◆ Activity ◆
In the listing that follows, copy out each line that includes the word "icon".

◆ Given records ◆
=== Section Start ===
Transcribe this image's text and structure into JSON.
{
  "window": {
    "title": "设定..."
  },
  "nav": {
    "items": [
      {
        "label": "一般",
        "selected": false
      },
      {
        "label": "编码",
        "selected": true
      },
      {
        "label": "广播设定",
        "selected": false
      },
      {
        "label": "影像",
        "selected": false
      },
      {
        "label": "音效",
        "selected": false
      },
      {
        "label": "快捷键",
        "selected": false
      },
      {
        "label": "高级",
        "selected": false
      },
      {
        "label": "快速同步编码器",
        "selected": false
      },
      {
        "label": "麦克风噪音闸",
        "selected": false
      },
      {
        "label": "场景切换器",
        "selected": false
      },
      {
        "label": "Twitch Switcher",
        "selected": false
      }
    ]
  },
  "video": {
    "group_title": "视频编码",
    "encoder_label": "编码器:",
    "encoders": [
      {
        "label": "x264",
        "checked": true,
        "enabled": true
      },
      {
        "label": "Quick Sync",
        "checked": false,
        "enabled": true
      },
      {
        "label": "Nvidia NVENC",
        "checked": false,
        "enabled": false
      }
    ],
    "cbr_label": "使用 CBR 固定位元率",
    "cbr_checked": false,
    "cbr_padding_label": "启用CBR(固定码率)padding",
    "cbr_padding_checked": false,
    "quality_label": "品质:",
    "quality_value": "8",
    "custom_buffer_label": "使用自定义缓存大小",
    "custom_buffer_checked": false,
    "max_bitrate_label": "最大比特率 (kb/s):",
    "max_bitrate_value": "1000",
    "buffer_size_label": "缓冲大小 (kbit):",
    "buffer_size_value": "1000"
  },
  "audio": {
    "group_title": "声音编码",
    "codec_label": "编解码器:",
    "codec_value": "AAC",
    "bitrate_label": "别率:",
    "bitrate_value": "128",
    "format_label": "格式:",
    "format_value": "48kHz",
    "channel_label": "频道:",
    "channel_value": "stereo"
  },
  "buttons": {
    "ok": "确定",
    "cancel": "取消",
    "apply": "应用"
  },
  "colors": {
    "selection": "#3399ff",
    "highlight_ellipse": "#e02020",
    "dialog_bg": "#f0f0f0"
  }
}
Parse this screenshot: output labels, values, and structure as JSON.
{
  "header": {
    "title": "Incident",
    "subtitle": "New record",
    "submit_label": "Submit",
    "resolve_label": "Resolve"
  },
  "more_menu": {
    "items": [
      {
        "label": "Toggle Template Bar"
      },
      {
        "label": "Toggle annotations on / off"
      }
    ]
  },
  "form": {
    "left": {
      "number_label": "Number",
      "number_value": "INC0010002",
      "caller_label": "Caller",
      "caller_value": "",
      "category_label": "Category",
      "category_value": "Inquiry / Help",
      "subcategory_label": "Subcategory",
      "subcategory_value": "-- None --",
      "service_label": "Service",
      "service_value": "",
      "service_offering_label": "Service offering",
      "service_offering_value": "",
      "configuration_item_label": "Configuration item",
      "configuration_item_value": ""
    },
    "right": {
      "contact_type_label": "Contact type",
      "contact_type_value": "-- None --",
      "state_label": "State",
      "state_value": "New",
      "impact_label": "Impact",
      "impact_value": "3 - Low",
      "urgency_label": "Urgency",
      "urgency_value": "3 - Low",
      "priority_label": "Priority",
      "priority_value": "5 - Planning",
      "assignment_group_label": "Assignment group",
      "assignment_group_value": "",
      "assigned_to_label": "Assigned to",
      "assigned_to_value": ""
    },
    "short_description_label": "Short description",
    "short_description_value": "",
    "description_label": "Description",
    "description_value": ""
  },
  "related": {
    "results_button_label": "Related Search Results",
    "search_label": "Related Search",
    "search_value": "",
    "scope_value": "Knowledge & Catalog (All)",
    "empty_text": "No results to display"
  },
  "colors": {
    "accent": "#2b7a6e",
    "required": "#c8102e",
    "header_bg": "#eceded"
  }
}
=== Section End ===
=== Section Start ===
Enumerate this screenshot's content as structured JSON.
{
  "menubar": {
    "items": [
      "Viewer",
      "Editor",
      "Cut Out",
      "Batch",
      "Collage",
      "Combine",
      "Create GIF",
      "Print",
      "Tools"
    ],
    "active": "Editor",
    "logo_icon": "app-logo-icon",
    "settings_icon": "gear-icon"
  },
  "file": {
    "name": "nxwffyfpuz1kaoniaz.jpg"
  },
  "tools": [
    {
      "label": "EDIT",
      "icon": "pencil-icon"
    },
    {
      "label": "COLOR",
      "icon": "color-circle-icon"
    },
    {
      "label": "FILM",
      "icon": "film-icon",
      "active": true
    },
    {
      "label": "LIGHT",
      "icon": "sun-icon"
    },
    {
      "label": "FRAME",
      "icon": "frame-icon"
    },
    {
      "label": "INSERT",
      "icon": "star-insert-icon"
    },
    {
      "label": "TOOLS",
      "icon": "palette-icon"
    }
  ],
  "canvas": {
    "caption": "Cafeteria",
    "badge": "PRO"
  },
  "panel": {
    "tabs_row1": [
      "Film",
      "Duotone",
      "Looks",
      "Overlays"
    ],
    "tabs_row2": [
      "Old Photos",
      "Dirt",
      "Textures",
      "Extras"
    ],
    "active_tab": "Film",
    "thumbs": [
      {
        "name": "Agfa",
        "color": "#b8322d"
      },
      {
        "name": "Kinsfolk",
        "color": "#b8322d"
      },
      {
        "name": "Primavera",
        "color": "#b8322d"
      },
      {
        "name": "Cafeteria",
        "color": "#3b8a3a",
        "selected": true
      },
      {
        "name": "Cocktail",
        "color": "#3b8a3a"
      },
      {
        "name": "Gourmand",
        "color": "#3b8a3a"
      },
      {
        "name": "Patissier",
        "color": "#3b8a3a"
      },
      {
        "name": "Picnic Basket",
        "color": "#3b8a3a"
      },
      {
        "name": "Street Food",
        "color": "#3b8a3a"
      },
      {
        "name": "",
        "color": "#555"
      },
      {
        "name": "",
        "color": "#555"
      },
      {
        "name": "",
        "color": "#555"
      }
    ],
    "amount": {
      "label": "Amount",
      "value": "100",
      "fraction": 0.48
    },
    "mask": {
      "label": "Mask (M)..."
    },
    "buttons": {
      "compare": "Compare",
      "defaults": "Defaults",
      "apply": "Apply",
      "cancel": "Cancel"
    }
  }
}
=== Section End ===
◆ Output below ◆
    "logo_icon": "app-logo-icon",
    "settings_icon": "gear-icon"
      "icon": "pencil-icon"
      "icon": "color-circle-icon"
      "icon": "film-icon",
      "icon": "sun-icon"
      "icon": "frame-icon"
      "icon": "star-insert-icon"
      "icon": "palette-icon"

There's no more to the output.